**Work request:**
What does the data read, word for word, from the line containing "Transcribe this image's" through its final line? Give those lines only.

**Records provided:**
================================
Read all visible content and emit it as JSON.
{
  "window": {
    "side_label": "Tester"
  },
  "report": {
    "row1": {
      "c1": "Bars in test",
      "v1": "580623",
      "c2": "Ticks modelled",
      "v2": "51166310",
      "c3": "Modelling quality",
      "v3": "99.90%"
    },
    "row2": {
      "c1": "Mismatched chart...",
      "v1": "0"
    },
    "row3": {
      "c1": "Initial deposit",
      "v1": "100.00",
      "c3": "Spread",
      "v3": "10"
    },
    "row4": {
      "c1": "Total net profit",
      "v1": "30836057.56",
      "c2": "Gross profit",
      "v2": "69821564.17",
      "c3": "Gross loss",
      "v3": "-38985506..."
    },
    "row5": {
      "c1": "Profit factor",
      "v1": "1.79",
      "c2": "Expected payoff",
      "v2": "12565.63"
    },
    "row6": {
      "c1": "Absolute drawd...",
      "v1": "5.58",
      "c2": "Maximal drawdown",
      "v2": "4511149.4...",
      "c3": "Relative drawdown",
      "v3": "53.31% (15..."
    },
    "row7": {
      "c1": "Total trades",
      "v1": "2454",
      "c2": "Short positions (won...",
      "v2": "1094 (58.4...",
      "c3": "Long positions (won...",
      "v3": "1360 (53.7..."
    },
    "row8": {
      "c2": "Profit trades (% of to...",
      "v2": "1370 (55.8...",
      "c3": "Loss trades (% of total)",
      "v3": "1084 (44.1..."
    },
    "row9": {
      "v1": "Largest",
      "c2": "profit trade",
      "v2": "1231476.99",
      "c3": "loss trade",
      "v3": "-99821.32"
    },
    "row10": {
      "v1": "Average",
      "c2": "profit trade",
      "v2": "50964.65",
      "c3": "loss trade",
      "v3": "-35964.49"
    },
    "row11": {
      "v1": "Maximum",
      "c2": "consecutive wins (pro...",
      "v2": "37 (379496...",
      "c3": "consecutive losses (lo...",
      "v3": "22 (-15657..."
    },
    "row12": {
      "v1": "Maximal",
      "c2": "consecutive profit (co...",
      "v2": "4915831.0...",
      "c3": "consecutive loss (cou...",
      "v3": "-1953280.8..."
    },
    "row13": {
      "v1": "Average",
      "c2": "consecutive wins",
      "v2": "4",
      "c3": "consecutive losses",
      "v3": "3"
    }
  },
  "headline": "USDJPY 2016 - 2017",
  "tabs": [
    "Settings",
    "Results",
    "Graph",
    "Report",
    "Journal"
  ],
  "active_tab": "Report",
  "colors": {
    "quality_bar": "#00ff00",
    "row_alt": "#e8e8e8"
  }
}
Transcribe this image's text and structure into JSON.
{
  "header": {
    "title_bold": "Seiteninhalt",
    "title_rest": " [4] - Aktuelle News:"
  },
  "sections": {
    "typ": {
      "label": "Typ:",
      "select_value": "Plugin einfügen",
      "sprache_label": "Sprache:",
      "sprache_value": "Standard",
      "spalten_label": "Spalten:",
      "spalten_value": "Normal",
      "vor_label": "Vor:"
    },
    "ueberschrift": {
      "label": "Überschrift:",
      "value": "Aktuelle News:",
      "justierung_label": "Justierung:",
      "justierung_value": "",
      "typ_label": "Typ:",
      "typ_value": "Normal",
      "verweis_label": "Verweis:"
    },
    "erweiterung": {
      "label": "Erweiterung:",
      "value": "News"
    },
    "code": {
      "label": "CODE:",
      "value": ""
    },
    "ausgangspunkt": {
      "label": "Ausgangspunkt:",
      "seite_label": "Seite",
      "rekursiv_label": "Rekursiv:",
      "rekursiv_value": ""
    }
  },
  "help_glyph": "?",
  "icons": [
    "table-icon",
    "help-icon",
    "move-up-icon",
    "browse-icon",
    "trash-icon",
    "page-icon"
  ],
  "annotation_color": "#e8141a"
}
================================
**Solution for this task:**
Transcribe this image's text and structure into JSON.
{
  "header": {
    "title_bold": "Seiteninhalt",
    "title_rest": " [4] - Aktuelle News:"
  },
  "sections": {
    "typ": {
      "label": "Typ:",
      "select_value": "Plugin einfügen",
      "sprache_label": "Sprache:",
      "sprache_value": "Standard",
      "spalten_label": "Spalten:",
      "spalten_value": "Normal",
      "vor_label": "Vor:"
    },
    "ueberschrift": {
      "label": "Überschrift:",
      "value": "Aktuelle News:",
      "justierung_label": "Justierung:",
      "justierung_value": "",
      "typ_label": "Typ:",
      "typ_value": "Normal",
      "verweis_label": "Verweis:"
    },
    "erweiterung": {
      "label": "Erweiterung:",
      "value": "News"
    },
    "code": {
      "label": "CODE:",
      "value": ""
    },
    "ausgangspunkt": {
      "label": "Ausgangspunkt:",
      "seite_label": "Seite",
      "rekursiv_label": "Rekursiv:",
      "rekursiv_value": ""
    }
  },
  "help_glyph": "?",
  "icons": [
    "table-icon",
    "help-icon",
    "move-up-icon",
    "browse-icon",
    "trash-icon",
    "page-icon"
  ],
  "annotation_color": "#e8141a"
}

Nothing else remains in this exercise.